In the mid 00s things started to change, and the username concept became threatened. The first stirrings came with the arrival of Facebook - the company prized real identities, saying "this helps keep our community safe". As the company's sign-in system, Facebook Connect, spread across the web, so did its real name policy.
At the same time, the problem of trolling became bigger. Anonymity started to become associated with notorious messageboards like 4chan's /b/, which prized vulgarity and being as offensive as possible to as many people as possible at once. YouTube's anonymous comments section gained a reputation as the very lowest ebb of human interaction. Meanwhile, Twitter began gathering journalists, politicians and celebrities who were for the first time directly exposed to anonymous criticism.
Making matters worse, the generation that grew up on the internet suddenly decided to rebrand itself as 'Anonymous' and commence virtual terrorism on organisations that it disagreed with.
At first this was relatively harmless - Scientologists, the Westboro Baptist Church and copyright maximalists felt their wrath. But then it expanded into hacking into government institutions and multinational companies. Ironically, it even prized the exposure of others' personal information, a process known as 'doxxing'.
By the late 00s, a perfect storm had emerged where troublemakers were using anonymity to avoid the consequences of their actions, celebrities and politicians were attacked and used their substantial platforms to complain about it, and governments were suddenly threatened by a group calling itself "Anonymous". As a result of this desire for greater accountability, Facebook's real names policy spread quickly to other companies, including the very spine of the internet - Google.
Where we are now
That brings to today, where online anonymity has never been under greater threat. It's not easy to visit the most popular websites without telling them exactly who you are, and even if you don't, it's logged by default by the NSA and GCHQ anyway. An attitude of "if you've got nothing to hide, you've got nothing to fear" dominates the discourse, and anyone using a pseudonym is immediately treated with suspicion.
There are many good reasons for why this is. It's easy to demonstrate that plenty of people abuse anonymity. Some use it as a crutch for cowardice. Cyberbullying is a genuine problem, and needs addressing, and anonymity is used as frequently to cloak criminal activity online as it is in the real world. No-one disagrees that we need accountability online.

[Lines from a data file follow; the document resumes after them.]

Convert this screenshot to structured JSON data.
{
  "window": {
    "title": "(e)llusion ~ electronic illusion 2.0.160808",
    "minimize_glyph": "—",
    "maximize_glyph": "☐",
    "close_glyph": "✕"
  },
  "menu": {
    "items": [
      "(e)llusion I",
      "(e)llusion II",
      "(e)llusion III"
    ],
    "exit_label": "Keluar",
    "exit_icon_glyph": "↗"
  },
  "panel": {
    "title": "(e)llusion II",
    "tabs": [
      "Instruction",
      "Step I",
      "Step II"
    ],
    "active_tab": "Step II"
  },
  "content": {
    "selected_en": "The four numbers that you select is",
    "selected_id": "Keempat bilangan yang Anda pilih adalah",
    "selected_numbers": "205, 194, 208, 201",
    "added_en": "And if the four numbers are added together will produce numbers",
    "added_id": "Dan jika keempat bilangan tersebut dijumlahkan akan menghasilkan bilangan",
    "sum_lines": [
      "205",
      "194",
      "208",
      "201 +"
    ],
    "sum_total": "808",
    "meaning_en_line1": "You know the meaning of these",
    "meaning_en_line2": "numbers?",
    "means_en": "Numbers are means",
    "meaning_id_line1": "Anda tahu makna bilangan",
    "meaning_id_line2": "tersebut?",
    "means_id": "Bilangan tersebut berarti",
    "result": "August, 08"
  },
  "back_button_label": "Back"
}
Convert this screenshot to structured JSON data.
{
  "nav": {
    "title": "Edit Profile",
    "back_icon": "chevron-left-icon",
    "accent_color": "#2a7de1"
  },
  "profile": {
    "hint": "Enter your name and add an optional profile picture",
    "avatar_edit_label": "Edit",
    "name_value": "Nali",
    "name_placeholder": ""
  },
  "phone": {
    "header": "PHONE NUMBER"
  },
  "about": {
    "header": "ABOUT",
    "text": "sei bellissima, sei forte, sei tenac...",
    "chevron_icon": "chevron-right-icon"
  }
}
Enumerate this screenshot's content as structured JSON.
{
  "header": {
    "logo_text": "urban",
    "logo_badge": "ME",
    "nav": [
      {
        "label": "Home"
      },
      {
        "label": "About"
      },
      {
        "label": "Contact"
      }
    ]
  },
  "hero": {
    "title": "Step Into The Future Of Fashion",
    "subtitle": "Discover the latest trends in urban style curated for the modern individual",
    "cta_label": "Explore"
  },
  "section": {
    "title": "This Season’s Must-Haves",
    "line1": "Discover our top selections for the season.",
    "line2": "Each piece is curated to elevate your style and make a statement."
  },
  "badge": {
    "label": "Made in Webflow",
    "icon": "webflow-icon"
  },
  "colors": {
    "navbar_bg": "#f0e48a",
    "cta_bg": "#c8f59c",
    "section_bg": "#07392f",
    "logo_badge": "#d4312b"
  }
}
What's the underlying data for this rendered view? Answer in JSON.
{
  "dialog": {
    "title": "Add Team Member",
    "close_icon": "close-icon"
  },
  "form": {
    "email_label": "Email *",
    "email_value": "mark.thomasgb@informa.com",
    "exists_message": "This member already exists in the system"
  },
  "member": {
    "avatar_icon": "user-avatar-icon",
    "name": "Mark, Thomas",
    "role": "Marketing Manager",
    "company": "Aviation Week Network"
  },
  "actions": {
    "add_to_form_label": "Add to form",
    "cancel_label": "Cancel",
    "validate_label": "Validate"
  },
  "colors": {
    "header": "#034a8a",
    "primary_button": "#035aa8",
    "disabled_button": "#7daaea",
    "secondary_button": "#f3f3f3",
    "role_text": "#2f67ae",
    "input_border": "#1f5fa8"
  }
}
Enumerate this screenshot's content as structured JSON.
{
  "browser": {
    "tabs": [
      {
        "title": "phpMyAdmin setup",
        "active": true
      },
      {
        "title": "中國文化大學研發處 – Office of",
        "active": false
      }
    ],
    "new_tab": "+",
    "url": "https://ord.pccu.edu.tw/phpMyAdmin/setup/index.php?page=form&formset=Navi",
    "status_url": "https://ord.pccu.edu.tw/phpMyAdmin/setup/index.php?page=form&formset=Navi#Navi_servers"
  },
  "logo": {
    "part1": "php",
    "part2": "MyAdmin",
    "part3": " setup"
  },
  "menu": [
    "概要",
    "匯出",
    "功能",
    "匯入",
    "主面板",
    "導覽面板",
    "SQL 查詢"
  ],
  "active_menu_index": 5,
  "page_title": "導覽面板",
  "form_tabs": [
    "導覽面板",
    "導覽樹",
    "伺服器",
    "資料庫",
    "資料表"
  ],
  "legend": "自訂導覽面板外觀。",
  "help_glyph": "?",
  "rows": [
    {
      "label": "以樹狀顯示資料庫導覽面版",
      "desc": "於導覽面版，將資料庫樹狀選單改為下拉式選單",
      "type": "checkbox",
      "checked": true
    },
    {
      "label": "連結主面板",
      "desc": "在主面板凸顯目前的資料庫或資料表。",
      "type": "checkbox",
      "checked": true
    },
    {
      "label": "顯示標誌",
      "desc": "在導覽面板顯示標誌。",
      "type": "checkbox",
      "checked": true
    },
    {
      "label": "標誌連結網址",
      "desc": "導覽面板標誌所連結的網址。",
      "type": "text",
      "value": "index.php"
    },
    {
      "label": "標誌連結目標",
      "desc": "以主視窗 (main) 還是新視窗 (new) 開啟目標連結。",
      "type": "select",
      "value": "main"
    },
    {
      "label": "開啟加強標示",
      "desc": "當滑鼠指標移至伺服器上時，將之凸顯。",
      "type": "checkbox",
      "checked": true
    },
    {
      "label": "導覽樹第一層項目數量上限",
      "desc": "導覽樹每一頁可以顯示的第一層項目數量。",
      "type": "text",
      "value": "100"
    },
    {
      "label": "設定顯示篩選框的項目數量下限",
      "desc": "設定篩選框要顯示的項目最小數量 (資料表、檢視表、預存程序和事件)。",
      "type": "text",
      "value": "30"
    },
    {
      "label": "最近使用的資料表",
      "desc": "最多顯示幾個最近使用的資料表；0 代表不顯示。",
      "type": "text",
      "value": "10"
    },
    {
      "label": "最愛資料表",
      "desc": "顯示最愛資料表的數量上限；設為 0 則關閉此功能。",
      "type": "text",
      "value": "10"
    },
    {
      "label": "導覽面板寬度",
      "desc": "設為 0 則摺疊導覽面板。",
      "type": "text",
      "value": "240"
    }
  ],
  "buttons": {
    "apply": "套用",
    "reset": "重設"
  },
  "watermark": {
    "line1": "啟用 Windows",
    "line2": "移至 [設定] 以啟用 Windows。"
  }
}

But it feels like the generation that's grown up with the web has become so comfortable with namelessness that it doesn't appreciate how important it is. It feels, too, like the rest of us have forgotten what the world was like before pseudonymity became so widespread. So here's a quick reminder.
If we remove pseudonymity, then no longer will political dissidents be able to use the web to coordinate the overthrow of tyrannical dictators. No longer will LGBT teens be able to find support networks to help them come to terms with their sexuality. No longer will abused spouses be able to search for divorce lawyers safely. No longer will anyone with a non-mainstream interest be able to pursue it without fear of mockery. No longer will whistleblowers be able to out corruption without fear of reprisal. The list goes on.
Turning back the clock
In short, if we remove pseudonymity then we remove a large part of what makes the internet such a world-changing force. We turn back the clock on the vast improvements that the web has brought into the lives of so many people.
For what? So far, we've failed to see any dents in trolling that can be credited to a real names policy and even if we did, is that really enough to justify the freedom we'd be taking away from the most disadvantaged in society? In the words of Benjamin Franklin: "Those who would sacrifice freedom for security deserve neither."
Losing our rights to online anonymity would be a huge step backward for both society and the world. Let's never let that happen, either today or in the future.